World Trade WT/MIN(96)/ST/84
11 December 1996
Singapore, 9-13 December 1996
The establishment of the World Trade Organization on 1 January 1995 represented a decisive step toward reinforcement of the world economy and promotion of trade, investment, employment and sustained growth throughout the world, results of the particularly successful Marrakesh Declaration.
The World Trade Organization has, in these almost two years of existence, evolved from the old GATT platform, strictly centred on trade of goods. It has now moved to a wider multilateral forum of negotiation of issues relating to services and protection of intellectual property, thus providing an invaluable service to the cause of peoples' progress and overall economic and social development.
The great diversity of countries and territories under the WTO's umbrella and the different levels of development characterizing them are a stimulus and a challenge to the Organization in its mission of striving to close gaps on disparities, promoting common links and understanding the multi-dimension of problems, further deepened by the internationalization of markets and the globalization of the world economy.
Small economies such as Macau participate in the present Ministerial Conference with mixed feelings of expectation and concern.
Expectation because, from the resolutions of this Conference, they hope for acknowledgement that the irreversible process of liberalization of international textiles trade does take into account the needs of these suppliers.
Economies such as Macau's expect a wider opening-up of major importing markets, especially in products that are still restricted, to prevent not only disruption of trade of these small producers, but also an actual phase out and adjustment to take place in importing markets.
Expectation that the evaluation of peoples' living standards worldwide be considered the major objective of the international trade system, leading to closer relations between countries.
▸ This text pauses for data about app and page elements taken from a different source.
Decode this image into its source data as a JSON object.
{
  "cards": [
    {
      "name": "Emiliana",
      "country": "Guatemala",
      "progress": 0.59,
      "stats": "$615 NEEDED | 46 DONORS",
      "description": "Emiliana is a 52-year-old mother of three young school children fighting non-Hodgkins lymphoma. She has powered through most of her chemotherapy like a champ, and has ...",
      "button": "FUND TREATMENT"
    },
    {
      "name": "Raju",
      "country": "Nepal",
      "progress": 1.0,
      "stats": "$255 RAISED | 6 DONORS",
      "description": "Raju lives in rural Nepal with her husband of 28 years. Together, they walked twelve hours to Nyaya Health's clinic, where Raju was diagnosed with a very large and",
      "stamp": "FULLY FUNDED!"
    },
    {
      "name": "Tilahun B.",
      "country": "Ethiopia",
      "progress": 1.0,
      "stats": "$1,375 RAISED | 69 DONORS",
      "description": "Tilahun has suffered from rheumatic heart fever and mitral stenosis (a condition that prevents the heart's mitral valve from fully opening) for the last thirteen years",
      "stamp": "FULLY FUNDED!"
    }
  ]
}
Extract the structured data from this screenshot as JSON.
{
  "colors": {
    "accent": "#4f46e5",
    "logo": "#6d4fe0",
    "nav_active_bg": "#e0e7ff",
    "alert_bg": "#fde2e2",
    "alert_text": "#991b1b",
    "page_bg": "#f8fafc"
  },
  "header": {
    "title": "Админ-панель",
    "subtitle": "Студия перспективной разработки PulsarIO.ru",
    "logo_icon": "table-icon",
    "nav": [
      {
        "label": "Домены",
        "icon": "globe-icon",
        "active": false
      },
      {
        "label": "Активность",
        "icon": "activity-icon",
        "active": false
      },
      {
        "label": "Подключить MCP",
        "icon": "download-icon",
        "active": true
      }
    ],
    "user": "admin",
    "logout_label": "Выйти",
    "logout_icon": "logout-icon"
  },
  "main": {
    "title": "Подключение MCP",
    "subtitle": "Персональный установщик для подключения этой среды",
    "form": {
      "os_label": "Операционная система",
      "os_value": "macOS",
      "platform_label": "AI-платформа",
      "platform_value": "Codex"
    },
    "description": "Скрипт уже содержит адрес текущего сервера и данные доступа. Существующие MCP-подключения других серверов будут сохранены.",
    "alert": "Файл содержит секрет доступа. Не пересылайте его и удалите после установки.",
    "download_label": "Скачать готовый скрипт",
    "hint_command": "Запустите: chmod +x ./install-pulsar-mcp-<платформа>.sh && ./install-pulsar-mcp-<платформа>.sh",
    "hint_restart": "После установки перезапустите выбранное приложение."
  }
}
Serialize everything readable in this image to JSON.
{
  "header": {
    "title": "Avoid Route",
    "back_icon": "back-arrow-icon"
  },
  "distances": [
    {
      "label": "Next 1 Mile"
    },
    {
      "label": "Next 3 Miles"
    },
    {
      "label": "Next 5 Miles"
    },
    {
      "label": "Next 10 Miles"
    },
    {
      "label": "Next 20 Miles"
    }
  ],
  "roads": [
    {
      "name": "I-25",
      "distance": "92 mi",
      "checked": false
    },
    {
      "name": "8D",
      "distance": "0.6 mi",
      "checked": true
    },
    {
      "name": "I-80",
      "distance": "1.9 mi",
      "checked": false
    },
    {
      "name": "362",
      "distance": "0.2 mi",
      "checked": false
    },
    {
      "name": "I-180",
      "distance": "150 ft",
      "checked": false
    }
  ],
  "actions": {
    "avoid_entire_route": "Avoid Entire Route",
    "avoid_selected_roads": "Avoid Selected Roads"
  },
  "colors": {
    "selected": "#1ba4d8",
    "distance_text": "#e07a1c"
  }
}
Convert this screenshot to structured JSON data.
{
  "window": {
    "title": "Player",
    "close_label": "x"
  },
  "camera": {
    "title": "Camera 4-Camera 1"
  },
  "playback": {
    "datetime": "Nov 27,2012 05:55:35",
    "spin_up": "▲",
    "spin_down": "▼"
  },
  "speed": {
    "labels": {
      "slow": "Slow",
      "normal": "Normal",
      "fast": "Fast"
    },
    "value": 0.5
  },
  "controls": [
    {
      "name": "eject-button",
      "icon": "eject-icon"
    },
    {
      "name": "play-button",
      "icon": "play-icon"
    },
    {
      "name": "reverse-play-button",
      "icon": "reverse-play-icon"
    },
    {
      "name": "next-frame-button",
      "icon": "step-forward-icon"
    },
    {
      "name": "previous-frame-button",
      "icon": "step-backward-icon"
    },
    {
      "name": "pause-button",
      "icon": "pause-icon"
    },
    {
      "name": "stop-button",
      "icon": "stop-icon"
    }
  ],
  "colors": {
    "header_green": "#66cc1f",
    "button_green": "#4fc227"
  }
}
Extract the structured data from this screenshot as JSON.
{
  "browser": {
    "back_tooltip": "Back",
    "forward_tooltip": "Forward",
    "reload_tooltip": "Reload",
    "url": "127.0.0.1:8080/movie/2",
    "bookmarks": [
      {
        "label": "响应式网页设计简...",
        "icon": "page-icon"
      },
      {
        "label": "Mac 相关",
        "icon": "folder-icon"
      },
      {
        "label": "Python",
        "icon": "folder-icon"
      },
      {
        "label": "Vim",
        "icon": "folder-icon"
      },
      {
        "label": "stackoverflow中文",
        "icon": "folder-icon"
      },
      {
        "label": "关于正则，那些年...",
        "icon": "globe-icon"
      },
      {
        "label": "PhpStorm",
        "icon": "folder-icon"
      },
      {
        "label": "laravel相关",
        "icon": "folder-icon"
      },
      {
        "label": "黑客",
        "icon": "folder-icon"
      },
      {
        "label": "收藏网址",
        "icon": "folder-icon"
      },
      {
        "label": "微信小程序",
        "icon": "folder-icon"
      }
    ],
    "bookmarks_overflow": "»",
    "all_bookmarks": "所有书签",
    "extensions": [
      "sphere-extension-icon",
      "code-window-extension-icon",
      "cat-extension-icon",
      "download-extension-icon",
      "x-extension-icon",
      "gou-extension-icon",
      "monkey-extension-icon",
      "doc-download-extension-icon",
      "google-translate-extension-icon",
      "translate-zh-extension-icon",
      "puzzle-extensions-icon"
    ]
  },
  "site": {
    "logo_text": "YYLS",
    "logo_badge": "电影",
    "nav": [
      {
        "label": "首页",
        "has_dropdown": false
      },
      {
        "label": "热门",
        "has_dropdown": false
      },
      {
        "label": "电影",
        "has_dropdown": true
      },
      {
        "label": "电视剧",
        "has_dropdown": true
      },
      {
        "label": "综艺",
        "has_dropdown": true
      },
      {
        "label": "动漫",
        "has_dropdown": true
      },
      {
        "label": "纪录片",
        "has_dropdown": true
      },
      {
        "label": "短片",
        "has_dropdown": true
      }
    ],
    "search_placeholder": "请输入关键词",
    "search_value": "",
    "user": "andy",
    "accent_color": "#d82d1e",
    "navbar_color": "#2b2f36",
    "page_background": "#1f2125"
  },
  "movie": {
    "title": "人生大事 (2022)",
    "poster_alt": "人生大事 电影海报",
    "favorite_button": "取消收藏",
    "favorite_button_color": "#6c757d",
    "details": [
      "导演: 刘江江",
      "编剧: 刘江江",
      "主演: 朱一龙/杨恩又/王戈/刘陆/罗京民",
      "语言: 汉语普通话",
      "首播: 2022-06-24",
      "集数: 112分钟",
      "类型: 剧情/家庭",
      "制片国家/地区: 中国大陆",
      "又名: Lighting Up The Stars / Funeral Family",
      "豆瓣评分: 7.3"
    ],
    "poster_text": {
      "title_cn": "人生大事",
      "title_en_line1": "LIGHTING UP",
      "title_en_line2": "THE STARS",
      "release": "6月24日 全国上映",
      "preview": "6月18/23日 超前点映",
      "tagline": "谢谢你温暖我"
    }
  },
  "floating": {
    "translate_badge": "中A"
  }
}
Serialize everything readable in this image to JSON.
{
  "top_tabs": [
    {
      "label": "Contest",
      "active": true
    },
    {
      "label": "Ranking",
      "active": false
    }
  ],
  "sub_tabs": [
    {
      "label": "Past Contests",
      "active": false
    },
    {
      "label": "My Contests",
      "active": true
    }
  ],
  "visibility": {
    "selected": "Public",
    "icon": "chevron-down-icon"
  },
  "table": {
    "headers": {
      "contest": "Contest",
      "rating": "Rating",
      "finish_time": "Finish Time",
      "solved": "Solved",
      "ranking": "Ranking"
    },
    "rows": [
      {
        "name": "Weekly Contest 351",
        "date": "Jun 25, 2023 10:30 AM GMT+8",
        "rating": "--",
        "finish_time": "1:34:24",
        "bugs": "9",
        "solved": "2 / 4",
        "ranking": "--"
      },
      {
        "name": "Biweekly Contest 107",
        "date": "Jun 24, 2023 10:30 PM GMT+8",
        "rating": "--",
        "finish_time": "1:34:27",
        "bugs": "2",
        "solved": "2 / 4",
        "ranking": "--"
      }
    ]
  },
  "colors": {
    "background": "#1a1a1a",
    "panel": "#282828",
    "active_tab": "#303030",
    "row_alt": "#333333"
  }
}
Therefore, such objective should have a realistic impact on the various countries' working conditions across the board.
In this field, Asian economies are particularly concerned over an eventual direct application to developing countries of labour standards from their developed counterparts. Sustained development of the former would be in danger of jeopardy, with current comparative advantages still being lost in the short run.
The Government of Macau believes it to be rather unrealistic at this time to impose abrupt changes in working conditions in manufacturing sectors of developing countries, without putting employment at risk.
Hence, Macau states here and now its willingness to subscribe a declaration whereby a stable and realistic consensus should be endorsed to, and made under the auspices of, the International Labour Organization, in its capacity as the United Nations specialized agency for promotion of labour and employment-related matters.
On the other hand, we believe the issue of liberalization of trade in services requires an accurate formulation, especially where financial services and telecommunications are concerned. In fact, this is one of the areas raising major public opinion expectations as regards WTO efficiency and decision-making capability of its Members.
Macau sees with great optimism any effort of liberalization being undertaken in the service sector, as this is considered by our Government essential to the implementation of the objectives proclaimed for this Conference where the review of the General Agreement on Trade in Services is concerned.
Another source of anticipation in respect of this Meeting is the combat of illegal practices in world trade, as an essential contribution to the multilateral system and rules arising out of the Uruguay Round, which is fundamental to preserve and enforce.
In this particular field, Macau would like to see rules of origin remain stable, especially at a time when their multilateral negotiation is being discussed under the World Customs Organization umbrella.
Moreover, the Government of Macau believes that it would be of great significance if from this Meeting major trading partners would be discouraged to resort to both safeguard mechanisms under the Textile and Clothing Agreement and anti-dumping measures as a form of economic protectionism.
Hence, Macau is particularly pleased to publicly prove its own effort of liberalization for most trading markets, by taking the initiative to extend its customs tariffs consolidation at zero per cent to cover a wider range of products.
Finally, the Government of Macau believes WTO expansion to new members is always a positive contribution to the international trade system, enabling them to share in global growth and eliminating access market restrictions that still prevail in some parts of the globe.
The Government of Macau associates itself, therefore, with those trading partners who are closely following the ongoing negotiations in this field, while at the same time trusting that the parties involved will seriously consider the benefits in welcoming newcomers to their ranks.
We sincerely hope that Ministers participating at this Conference may find the consensus required to achieve the necessary, but difficult, compromize between trade liberalization demands, especially from developed countries, and the guarantee of sustained development of developing economies.